In theory, I imagine the district will allow a parent to opt their child out of pretty much any part of their education. But as I wrote to him, singling out this activity - and giving it that attention - sends the wrong message to teachers, students, and parents. There has been nothing that I have seen in the advance publicity about this speech, either from the White House itself, or in the news reports about it, that Obama will be talking about anything controversial. Nevertheless, conservative talk radio and the ever-vigilant Fox News have been raising the "indoctrination" flag and urging parents to boycott the speech.  Here's one good editorial in the LA Times about it, and here's the chairman of the Florida Republican Party ranting about Obama's speech (just proving once again that sage statement by Mark Twain, "Better to keep one's mouth shut and be thought a fool, then to open it and remove all doubt").

I frequently have both school administrators and teachers in my classes, and we talk a lot about the difficulty of navigating political controversies in the schools. This is one example, however, where I would like to see the district leadership show more guts and be proactive in standing up to the political right.


  1. After the President of the United States speaks to school children about the value of education, Republicans will make opposing comments extolling ignorance.


  2. Sounds good -- opposing comments always welcome!

  3. Now that we have the text of the speech the whole thing seems so overblown. SIGH.

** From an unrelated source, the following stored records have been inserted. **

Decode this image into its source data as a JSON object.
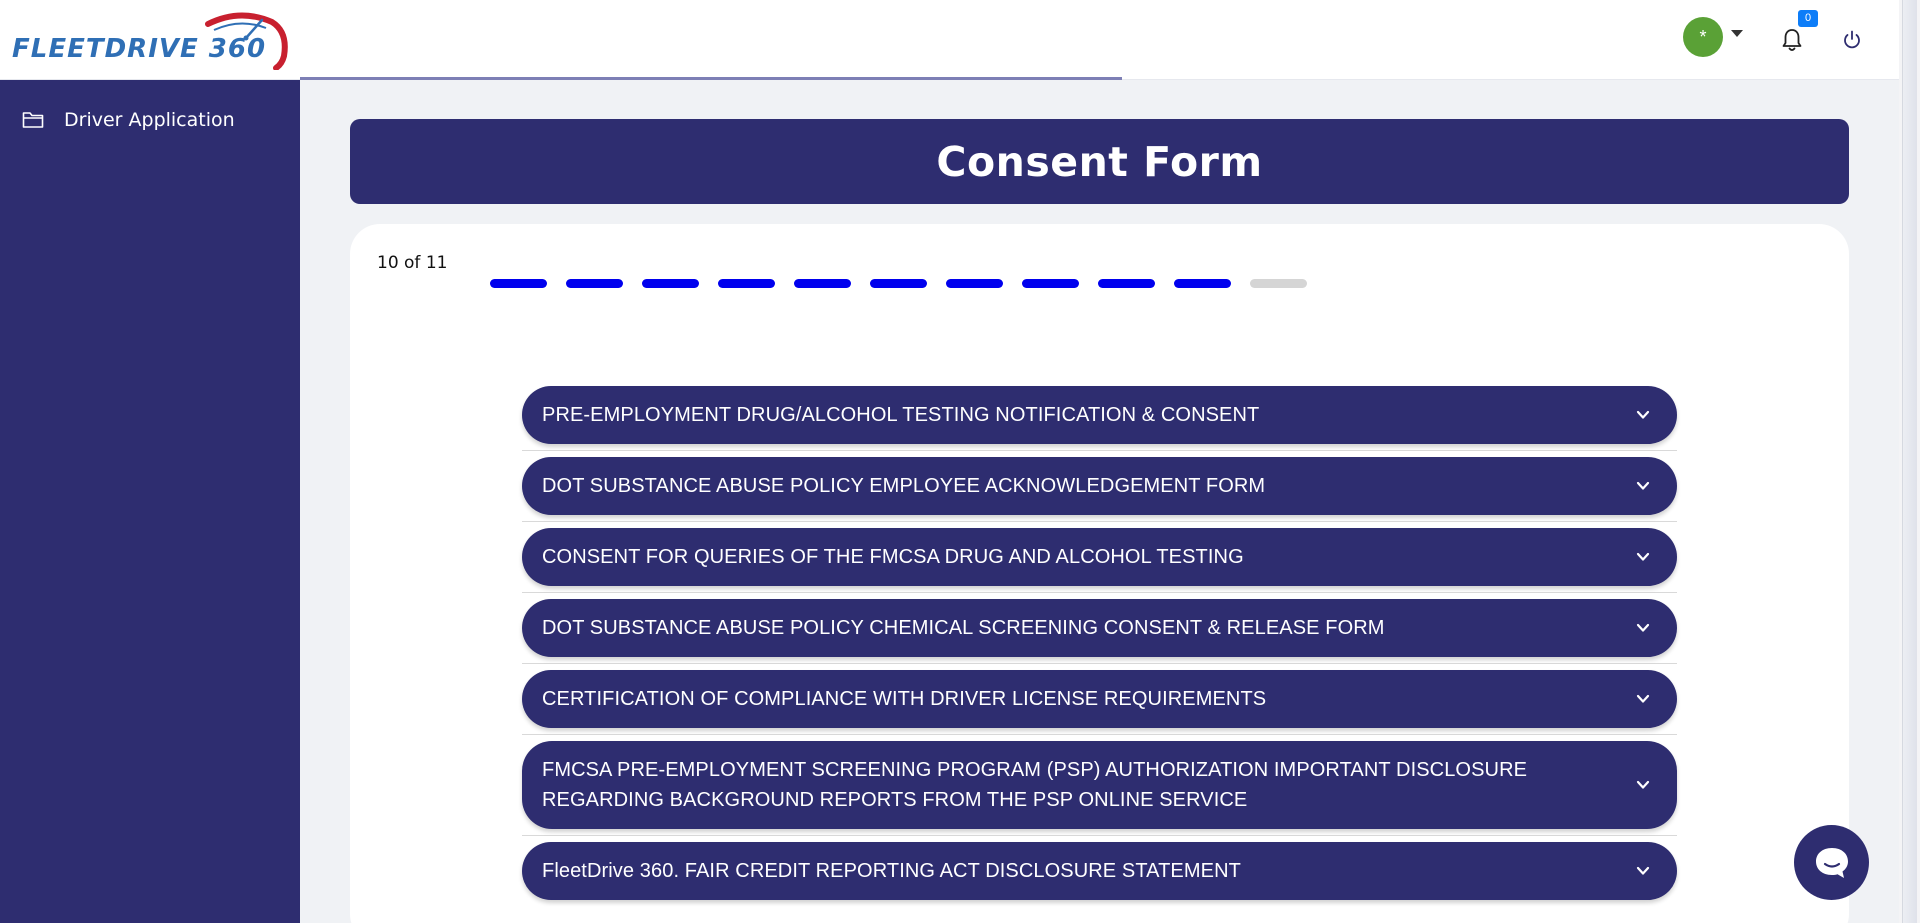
{
  "brand": {
    "logo_text": "FLEETDRIVE 360"
  },
  "header": {
    "avatar_initial": "*",
    "notifications_count": "0"
  },
  "sidebar": {
    "items": [
      {
        "label": "Driver Application",
        "icon": "folder-icon"
      }
    ]
  },
  "page": {
    "title": "Consent Form",
    "step_label": "10 of 11",
    "progress": {
      "current": 10,
      "total": 11
    }
  },
  "accordion": [
    {
      "label": "PRE-EMPLOYMENT DRUG/ALCOHOL TESTING NOTIFICATION & CONSENT"
    },
    {
      "label": "DOT SUBSTANCE ABUSE POLICY EMPLOYEE ACKNOWLEDGEMENT FORM"
    },
    {
      "label": "CONSENT FOR QUERIES OF THE FMCSA DRUG AND ALCOHOL TESTING"
    },
    {
      "label": "DOT SUBSTANCE ABUSE POLICY CHEMICAL SCREENING CONSENT & RELEASE FORM"
    },
    {
      "label": "CERTIFICATION OF COMPLIANCE WITH DRIVER LICENSE REQUIREMENTS"
    },
    {
      "label": "FMCSA PRE-EMPLOYMENT SCREENING PROGRAM (PSP) AUTHORIZATION IMPORTANT DISCLOSURE REGARDING BACKGROUND REPORTS FROM THE PSP ONLINE SERVICE"
    },
    {
      "label": "FleetDrive 360. FAIR CREDIT REPORTING ACT DISCLOSURE STATEMENT"
    }
  ],
  "colors": {
    "primary": "#2e2d70",
    "step_done": "#0000ee",
    "step_todo": "#d5d5d5",
    "avatar": "#5aa136",
    "badge": "#0d7df8",
    "logo_blue": "#2f6fb5",
    "logo_red": "#c8202f"
  }
}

  4. You didn't really think that the actual content was going to make a difference, did you?